● **What is required**
In full and without alteration, write out the records.

● **Materials provided**
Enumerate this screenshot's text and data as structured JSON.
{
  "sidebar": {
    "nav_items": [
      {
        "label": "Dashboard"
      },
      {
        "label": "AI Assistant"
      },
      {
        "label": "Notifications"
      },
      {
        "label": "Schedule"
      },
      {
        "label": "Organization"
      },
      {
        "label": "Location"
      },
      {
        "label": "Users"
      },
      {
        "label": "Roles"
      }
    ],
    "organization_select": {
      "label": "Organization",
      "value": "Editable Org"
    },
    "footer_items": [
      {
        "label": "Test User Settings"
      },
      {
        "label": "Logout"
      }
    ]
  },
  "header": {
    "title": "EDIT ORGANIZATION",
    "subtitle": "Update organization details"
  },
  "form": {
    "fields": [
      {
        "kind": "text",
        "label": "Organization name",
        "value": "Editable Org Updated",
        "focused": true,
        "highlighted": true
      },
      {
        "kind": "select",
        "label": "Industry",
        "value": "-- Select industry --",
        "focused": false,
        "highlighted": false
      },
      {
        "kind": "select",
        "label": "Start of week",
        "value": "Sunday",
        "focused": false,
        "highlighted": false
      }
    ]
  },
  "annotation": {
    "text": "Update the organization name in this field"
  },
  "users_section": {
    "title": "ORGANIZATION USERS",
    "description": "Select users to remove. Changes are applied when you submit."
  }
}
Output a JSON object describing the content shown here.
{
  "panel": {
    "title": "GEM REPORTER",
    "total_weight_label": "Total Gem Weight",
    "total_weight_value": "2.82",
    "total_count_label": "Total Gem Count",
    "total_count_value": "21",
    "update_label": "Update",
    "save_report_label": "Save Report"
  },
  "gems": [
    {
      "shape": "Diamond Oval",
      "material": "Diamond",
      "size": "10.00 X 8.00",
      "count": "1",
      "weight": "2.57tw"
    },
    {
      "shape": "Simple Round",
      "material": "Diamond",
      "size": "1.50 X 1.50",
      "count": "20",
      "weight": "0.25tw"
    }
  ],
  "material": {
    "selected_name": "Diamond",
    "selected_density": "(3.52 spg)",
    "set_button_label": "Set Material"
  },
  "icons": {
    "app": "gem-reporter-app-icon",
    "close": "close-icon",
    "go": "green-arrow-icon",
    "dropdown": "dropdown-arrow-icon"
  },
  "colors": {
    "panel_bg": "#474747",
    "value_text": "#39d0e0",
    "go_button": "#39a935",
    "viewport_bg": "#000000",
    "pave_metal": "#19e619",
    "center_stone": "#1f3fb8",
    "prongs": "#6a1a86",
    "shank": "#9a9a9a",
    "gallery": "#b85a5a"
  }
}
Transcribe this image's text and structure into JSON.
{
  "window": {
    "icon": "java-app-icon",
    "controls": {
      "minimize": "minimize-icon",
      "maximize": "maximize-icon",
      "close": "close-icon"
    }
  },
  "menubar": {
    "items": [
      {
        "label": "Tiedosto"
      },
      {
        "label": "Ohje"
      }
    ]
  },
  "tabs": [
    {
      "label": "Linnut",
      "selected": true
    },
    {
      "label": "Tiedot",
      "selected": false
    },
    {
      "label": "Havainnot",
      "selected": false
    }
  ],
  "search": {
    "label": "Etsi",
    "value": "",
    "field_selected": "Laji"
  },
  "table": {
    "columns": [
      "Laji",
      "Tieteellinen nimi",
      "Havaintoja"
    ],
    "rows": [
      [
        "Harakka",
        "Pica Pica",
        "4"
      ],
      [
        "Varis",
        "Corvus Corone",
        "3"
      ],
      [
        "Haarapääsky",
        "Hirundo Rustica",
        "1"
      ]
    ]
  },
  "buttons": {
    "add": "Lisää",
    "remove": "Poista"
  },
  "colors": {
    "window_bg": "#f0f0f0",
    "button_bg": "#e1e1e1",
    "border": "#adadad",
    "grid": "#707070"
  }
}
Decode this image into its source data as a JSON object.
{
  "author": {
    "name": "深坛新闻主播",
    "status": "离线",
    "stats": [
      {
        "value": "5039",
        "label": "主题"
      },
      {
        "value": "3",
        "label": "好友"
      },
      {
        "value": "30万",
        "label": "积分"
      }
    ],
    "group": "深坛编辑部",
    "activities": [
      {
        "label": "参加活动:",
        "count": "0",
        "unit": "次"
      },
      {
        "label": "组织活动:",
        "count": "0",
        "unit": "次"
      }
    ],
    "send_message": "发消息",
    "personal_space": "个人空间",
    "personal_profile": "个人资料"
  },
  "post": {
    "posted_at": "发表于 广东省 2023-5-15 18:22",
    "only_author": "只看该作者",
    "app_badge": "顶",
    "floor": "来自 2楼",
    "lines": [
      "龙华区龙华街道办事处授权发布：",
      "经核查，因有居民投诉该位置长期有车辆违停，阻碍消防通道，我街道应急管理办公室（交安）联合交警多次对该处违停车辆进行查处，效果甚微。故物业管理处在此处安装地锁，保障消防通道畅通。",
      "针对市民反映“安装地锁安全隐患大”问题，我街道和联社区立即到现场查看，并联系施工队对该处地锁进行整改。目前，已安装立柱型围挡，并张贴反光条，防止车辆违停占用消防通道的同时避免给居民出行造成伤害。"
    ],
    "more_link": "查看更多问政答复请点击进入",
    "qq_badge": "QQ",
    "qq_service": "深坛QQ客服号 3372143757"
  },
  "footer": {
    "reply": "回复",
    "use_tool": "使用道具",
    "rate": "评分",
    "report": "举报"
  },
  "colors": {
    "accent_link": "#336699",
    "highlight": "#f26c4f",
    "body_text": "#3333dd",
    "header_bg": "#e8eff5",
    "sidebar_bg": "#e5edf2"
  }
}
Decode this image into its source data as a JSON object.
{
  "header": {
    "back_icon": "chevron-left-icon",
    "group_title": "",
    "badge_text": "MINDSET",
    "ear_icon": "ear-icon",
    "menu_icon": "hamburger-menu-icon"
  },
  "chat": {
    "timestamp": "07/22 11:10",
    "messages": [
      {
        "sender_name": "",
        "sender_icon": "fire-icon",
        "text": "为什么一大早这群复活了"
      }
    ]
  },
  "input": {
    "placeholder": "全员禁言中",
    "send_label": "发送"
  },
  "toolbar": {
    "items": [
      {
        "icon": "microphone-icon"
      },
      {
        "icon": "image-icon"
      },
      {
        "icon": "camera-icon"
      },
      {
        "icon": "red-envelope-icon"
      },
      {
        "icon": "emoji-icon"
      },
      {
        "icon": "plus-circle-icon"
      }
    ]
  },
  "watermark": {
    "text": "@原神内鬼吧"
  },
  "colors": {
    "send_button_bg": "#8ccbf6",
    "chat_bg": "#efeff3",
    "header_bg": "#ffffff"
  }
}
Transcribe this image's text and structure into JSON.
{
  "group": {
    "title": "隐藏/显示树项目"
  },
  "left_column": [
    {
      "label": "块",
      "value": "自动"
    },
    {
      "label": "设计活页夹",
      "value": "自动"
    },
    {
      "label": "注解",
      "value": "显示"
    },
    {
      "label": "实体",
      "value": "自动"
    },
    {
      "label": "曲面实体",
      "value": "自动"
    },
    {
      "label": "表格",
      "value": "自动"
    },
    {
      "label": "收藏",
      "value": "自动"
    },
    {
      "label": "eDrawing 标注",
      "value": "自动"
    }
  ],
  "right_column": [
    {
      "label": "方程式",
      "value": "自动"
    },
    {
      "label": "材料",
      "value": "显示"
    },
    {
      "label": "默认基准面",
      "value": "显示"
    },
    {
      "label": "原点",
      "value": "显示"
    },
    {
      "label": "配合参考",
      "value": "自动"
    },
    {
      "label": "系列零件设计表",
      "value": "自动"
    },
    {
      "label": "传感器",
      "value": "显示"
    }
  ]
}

● **Completed exercise**
Enumerate this screenshot's text and data as structured JSON.
{
  "sidebar": {
    "nav_items": [
      {
        "label": "Dashboard"
      },
      {
        "label": "AI Assistant"
      },
      {
        "label": "Notifications"
      },
      {
        "label": "Schedule"
      },
      {
        "label": "Organization"
      },
      {
        "label": "Location"
      },
      {
        "label": "Users"
      },
      {
        "label": "Roles"
      }
    ],
    "organization_select": {
      "label": "Organization",
      "value": "Editable Org"
    },
    "footer_items": [
      {
        "label": "Test User Settings"
      },
      {
        "label": "Logout"
      }
    ]
  },
  "header": {
    "title": "EDIT ORGANIZATION",
    "subtitle": "Update organization details"
  },
  "form": {
    "fields": [
      {
        "kind": "text",
        "label": "Organization name",
        "value": "Editable Org Updated",
        "focused": true,
        "highlighted": true
      },
      {
        "kind": "select",
        "label": "Industry",
        "value": "-- Select industry --",
        "focused": false,
        "highlighted": false
      },
      {
        "kind": "select",
        "label": "Start of week",
        "value": "Sunday",
        "focused": false,
        "highlighted": false
      }
    ]
  },
  "annotation": {
    "text": "Update the organization name in this field"
  },
  "users_section": {
    "title": "ORGANIZATION USERS",
    "description": "Select users to remove. Changes are applied when you submit."
  }
}
Output a JSON object describing the content shown here.
{
  "panel": {
    "title": "GEM REPORTER",
    "total_weight_label": "Total Gem Weight",
    "total_weight_value": "2.82",
    "total_count_label": "Total Gem Count",
    "total_count_value": "21",
    "update_label": "Update",
    "save_report_label": "Save Report"
  },
  "gems": [
    {
      "shape": "Diamond Oval",
      "material": "Diamond",
      "size": "10.00 X 8.00",
      "count": "1",
      "weight": "2.57tw"
    },
    {
      "shape": "Simple Round",
      "material": "Diamond",
      "size": "1.50 X 1.50",
      "count": "20",
      "weight": "0.25tw"
    }
  ],
  "material": {
    "selected_name": "Diamond",
    "selected_density": "(3.52 spg)",
    "set_button_label": "Set Material"
  },
  "icons": {
    "app": "gem-reporter-app-icon",
    "close": "close-icon",
    "go": "green-arrow-icon",
    "dropdown": "dropdown-arrow-icon"
  },
  "colors": {
    "panel_bg": "#474747",
    "value_text": "#39d0e0",
    "go_button": "#39a935",
    "viewport_bg": "#000000",
    "pave_metal": "#19e619",
    "center_stone": "#1f3fb8",
    "prongs": "#6a1a86",
    "shank": "#9a9a9a",
    "gallery": "#b85a5a"
  }
}
Transcribe this image's text and structure into JSON.
{
  "window": {
    "icon": "java-app-icon",
    "controls": {
      "minimize": "minimize-icon",
      "maximize": "maximize-icon",
      "close": "close-icon"
    }
  },
  "menubar": {
    "items": [
      {
        "label": "Tiedosto"
      },
      {
        "label": "Ohje"
      }
    ]
  },
  "tabs": [
    {
      "label": "Linnut",
      "selected": true
    },
    {
      "label": "Tiedot",
      "selected": false
    },
    {
      "label": "Havainnot",
      "selected": false
    }
  ],
  "search": {
    "label": "Etsi",
    "value": "",
    "field_selected": "Laji"
  },
  "table": {
    "columns": [
      "Laji",
      "Tieteellinen nimi",
      "Havaintoja"
    ],
    "rows": [
      [
        "Harakka",
        "Pica Pica",
        "4"
      ],
      [
        "Varis",
        "Corvus Corone",
        "3"
      ],
      [
        "Haarapääsky",
        "Hirundo Rustica",
        "1"
      ]
    ]
  },
  "buttons": {
    "add": "Lisää",
    "remove": "Poista"
  },
  "colors": {
    "window_bg": "#f0f0f0",
    "button_bg": "#e1e1e1",
    "border": "#adadad",
    "grid": "#707070"
  }
}
Decode this image into its source data as a JSON object.
{
  "author": {
    "name": "深坛新闻主播",
    "status": "离线",
    "stats": [
      {
        "value": "5039",
        "label": "主题"
      },
      {
        "value": "3",
        "label": "好友"
      },
      {
        "value": "30万",
        "label": "积分"
      }
    ],
    "group": "深坛编辑部",
    "activities": [
      {
        "label": "参加活动:",
        "count": "0",
        "unit": "次"
      },
      {
        "label": "组织活动:",
        "count": "0",
        "unit": "次"
      }
    ],
    "send_message": "发消息",
    "personal_space": "个人空间",
    "personal_profile": "个人资料"
  },
  "post": {
    "posted_at": "发表于 广东省 2023-5-15 18:22",
    "only_author": "只看该作者",
    "app_badge": "顶",
    "floor": "来自 2楼",
    "lines": [
      "龙华区龙华街道办事处授权发布：",
      "经核查，因有居民投诉该位置长期有车辆违停，阻碍消防通道，我街道应急管理办公室（交安）联合交警多次对该处违停车辆进行查处，效果甚微。故物业管理处在此处安装地锁，保障消防通道畅通。",
      "针对市民反映“安装地锁安全隐患大”问题，我街道和联社区立即到现场查看，并联系施工队对该处地锁进行整改。目前，已安装立柱型围挡，并张贴反光条，防止车辆违停占用消防通道的同时避免给居民出行造成伤害。"
    ],
    "more_link": "查看更多问政答复请点击进入",
    "qq_badge": "QQ",
    "qq_service": "深坛QQ客服号 3372143757"
  },
  "footer": {
    "reply": "回复",
    "use_tool": "使用道具",
    "rate": "评分",
    "report": "举报"
  },
  "colors": {
    "accent_link": "#336699",
    "highlight": "#f26c4f",
    "body_text": "#3333dd",
    "header_bg": "#e8eff5",
    "sidebar_bg": "#e5edf2"
  }
}
Decode this image into its source data as a JSON object.
{
  "header": {
    "back_icon": "chevron-left-icon",
    "group_title": "",
    "badge_text": "MINDSET",
    "ear_icon": "ear-icon",
    "menu_icon": "hamburger-menu-icon"
  },
  "chat": {
    "timestamp": "07/22 11:10",
    "messages": [
      {
        "sender_name": "",
        "sender_icon": "fire-icon",
        "text": "为什么一大早这群复活了"
      }
    ]
  },
  "input": {
    "placeholder": "全员禁言中",
    "send_label": "发送"
  },
  "toolbar": {
    "items": [
      {
        "icon": "microphone-icon"
      },
      {
        "icon": "image-icon"
      },
      {
        "icon": "camera-icon"
      },
      {
        "icon": "red-envelope-icon"
      },
      {
        "icon": "emoji-icon"
      },
      {
        "icon": "plus-circle-icon"
      }
    ]
  },
  "watermark": {
    "text": "@原神内鬼吧"
  },
  "colors": {
    "send_button_bg": "#8ccbf6",
    "chat_bg": "#efeff3",
    "header_bg": "#ffffff"
  }
}
Transcribe this image's text and structure into JSON.
{
  "group": {
    "title": "隐藏/显示树项目"
  },
  "left_column": [
    {
      "label": "块",
      "value": "自动"
    },
    {
      "label": "设计活页夹",
      "value": "自动"
    },
    {
      "label": "注解",
      "value": "显示"
    },
    {
      "label": "实体",
      "value": "自动"
    },
    {
      "label": "曲面实体",
      "value": "自动"
    },
    {
      "label": "表格",
      "value": "自动"
    },
    {
      "label": "收藏",
      "value": "自动"
    },
    {
      "label": "eDrawing 标注",
      "value": "自动"
    }
  ],
  "right_column": [
    {
      "label": "方程式",
      "value": "自动"
    },
    {
      "label": "材料",
      "value": "显示"
    },
    {
      "label": "默认基准面",
      "value": "显示"
    },
    {
      "label": "原点",
      "value": "显示"
    },
    {
      "label": "配合参考",
      "value": "自动"
    },
    {
      "label": "系列零件设计表",
      "value": "自动"
    },
    {
      "label": "传感器",
      "value": "显示"
    }
  ]
}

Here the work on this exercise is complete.